In both cases of EMT, the power estimates are very optimistic. They do not take into account extra drag for the pod, magnetic losses due to the faired surfaces of the pod, or any parasitic power consumed by the cryogenic cooling system, necessary to provide magnetic fields of the strengths required to move the VICTOR III.
Like EMT, there are two types of MHD propulsion concepts possible for the pod: internal duct HHD and free field MHD. An example of internal duct MHD is shown in Figure 5. This is the so-called “traveling wave” pump. A.C. electric current is used to create a magnetic field of varying intensity in the coils surrounding the sea water duct in the pod. This generates a traveling wave in a flexible membrane which encloses a ferromagnetic fluid. The pulsations, as they move down the length of the pod, squeeze out the water at the stern of the pod, providing submarine thrust. The ferromagnetic fluid is used to translate the magnetic field energy to hydrostatic energy and pushes the water. This system is plausible, though with drawbacks of its own, but is discarded for lack of visual evidence of an inlet for the pod.
The free field HHD propulsion system examined here was proposed originally by Owen Phillips 23 years ago. His system has coils generating a magnetic field radially outward from the pod. This magnetic field flows continually back towards the stern of the pod, as shown in Figure 6. The movement of the magnetic field (traveling wave), creates circumferential eddy currents which react with the magnetic field, t.o create propulsion forces on the surrounding waters.
This system, if proven feasible, would require more than 2 megawatts at 5 Tesla to move the VICTOR III at 5 knots. This is, however, the only system of the four presented which has the external appearance which agrees with that of the VICTOR III, i.e. no intakes and no external electrodes.
There is a common thread through all of these proposed propulsion systems of EHT and MHO; they consume considerable amounts of power to move a submarine at only a slow speed.
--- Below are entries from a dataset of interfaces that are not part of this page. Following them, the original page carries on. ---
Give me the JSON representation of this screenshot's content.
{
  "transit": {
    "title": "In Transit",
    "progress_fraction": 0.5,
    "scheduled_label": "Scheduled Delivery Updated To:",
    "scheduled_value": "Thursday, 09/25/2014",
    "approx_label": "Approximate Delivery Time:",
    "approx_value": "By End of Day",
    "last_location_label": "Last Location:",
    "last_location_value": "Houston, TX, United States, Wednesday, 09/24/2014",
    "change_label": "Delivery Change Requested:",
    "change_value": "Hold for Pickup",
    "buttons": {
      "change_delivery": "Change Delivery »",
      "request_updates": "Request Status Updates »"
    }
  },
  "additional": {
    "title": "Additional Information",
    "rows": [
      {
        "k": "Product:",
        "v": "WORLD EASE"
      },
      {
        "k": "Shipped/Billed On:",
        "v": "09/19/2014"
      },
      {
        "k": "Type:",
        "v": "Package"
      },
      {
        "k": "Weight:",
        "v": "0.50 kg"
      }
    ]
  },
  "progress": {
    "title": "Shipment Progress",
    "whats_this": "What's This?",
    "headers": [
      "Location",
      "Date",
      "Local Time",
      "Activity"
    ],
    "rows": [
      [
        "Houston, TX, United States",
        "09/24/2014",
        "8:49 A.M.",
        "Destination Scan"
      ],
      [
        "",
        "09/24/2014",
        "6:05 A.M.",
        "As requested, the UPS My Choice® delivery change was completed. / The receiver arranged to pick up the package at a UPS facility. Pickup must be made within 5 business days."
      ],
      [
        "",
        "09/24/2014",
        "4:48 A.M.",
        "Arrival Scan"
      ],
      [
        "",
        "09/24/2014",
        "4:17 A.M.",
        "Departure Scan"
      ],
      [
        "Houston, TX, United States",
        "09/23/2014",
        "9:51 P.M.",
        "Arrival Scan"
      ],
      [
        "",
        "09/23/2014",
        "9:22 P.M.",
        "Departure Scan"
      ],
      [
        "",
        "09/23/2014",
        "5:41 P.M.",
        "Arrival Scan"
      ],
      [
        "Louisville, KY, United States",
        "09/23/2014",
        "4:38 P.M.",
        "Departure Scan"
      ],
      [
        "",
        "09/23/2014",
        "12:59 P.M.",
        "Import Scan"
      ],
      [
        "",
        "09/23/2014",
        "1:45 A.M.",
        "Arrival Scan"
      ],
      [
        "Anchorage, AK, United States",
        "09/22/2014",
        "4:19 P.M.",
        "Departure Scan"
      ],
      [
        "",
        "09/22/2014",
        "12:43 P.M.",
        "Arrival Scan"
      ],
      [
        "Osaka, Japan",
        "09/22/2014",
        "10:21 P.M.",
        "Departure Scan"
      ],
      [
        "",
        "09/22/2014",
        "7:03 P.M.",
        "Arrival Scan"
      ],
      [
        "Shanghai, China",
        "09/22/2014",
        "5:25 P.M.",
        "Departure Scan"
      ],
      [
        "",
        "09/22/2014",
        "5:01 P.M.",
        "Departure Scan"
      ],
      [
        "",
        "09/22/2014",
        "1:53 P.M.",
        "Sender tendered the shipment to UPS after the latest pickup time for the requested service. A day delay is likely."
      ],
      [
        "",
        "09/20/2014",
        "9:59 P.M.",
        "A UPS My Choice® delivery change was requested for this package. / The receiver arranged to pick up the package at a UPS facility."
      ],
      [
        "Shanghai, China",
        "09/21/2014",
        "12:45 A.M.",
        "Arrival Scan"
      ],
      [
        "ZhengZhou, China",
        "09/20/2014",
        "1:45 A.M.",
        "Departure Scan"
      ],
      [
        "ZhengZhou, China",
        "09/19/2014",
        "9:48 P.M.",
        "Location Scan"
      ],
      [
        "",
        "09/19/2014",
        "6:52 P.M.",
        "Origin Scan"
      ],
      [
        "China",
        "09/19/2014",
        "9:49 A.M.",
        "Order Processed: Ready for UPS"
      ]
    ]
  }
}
To supply such an auxiliary propulsion system of the MHD variety would probably require extra SSTGs or an allelectric main propulsion system for the VICTOR III.
Further practical problems plague the concept of using MHD or EMT auxiliary propulsion plants in the pod. First, the location of the pod makes it vulnerable in under-ice operations, as it is the first part of the submarine which would encounter ice on surfacing. Also, the structural strength required for the pod is at odds with the open interior needed for effective cryogenic cooling of the electromagnetic coils. This cooling is necessary to provide the strong magnetic fields of a propulsor. Second, a cryogenic support system will require room inside the submarine hull as there will be no room in the pod for compressors, pumps, condensers and liquid helium and nitrogen storage tanks. The cryogenic equipment will also provide a noise burden to the submarine.
Lastly, such auxiliary propulsion systems will generate a large external magnetic field. This has two disadvantages for a quiet submarine maneuvering on the auxiliary propulsor. With such a large magnetic field being generated, the submarine would be exceptionally vulnerable to detection by a Magnetic Anomaly Detection system. The large magnetic field will also attract all sorts of magnetic debris which will cling to the pod and cause disturbances in the pod’s magnetic field, additional flow noise and drag on the submarine.
There are many other problems which the designer who wants to put an MHD propulsor in a pod only 9 meters long meters in diameter.
lt is clear that the technology exists to create an auxiliary propulsor of the MHD or EHT variety, but that the attendant drawbacks particularly power consumption, location of the pod and noise of the cryogenic support system make such a system questionable for submarines. As for an EHT/MHD propulsion system in the VICTOR III pod — it seems unlikely.
David Brady and Jobn EdyYane